but, if you're like me – the idea of starting something is, uh, well easier that actually starting something.
so, it's taken months to get here, but here we go. (by the way, in my head is the song from the sound of music "let's start at the very beginning".... so hum along if you know the tune.)
so... a blog about color. and if we're to start at the beginning – i feel i must start with a teeny bit of science. after all, when you find out what color actually is – it really does seem like magic. and for me, that's a huge is part of the appeal.
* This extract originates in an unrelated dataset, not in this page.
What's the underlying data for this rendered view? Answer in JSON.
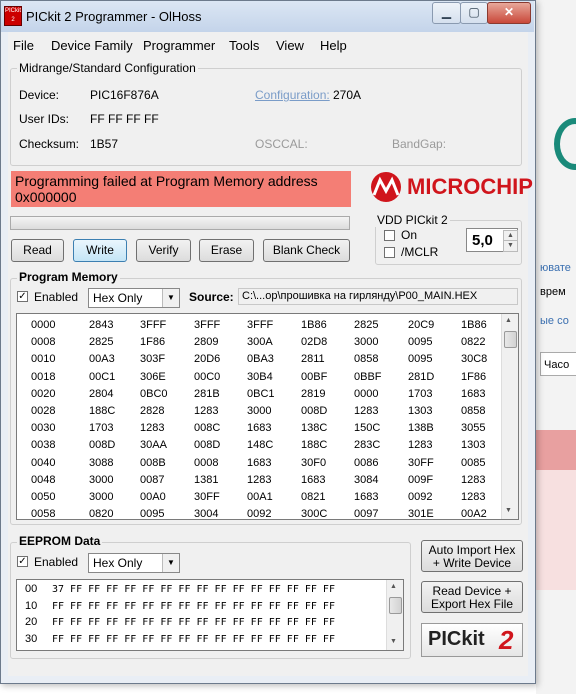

here's how this works. when light waves hit a red apple, the apple ABSORBS all the light waves EXCEPT red, and since the red light wave is basically "bouncing" off the apple, that's what we "see" or perceive – we SEE a red apple because the red lightwave is bouncing off the apple and "hitting" our eyeballs.
so, i think we need to back up a smidgen and just touch on what is light. i know this post is supposed to be "what is color" – so bear with me for a minute.
light from the sun is really a spectrum (a range) of colors that we usually identify as 7 different lightwaves – but we don't see them until they bounce off something, and then we usually just see one color. BUT, SOMETIMES we can see all the colors. are you thinking rainbow? if you are – you're right!
when we see a rainbow, we're seeing all the different wavelengths of light separate out into the visible spectrum (the colors humans can see) because the raindrops act just like a prism.
so, there ya go! now you can impress your friends because now you know what color is! at least you know a bit more now than 5 minutes ago.
to keep the learning going – here's a great lesson on color wavelengths from TED ed: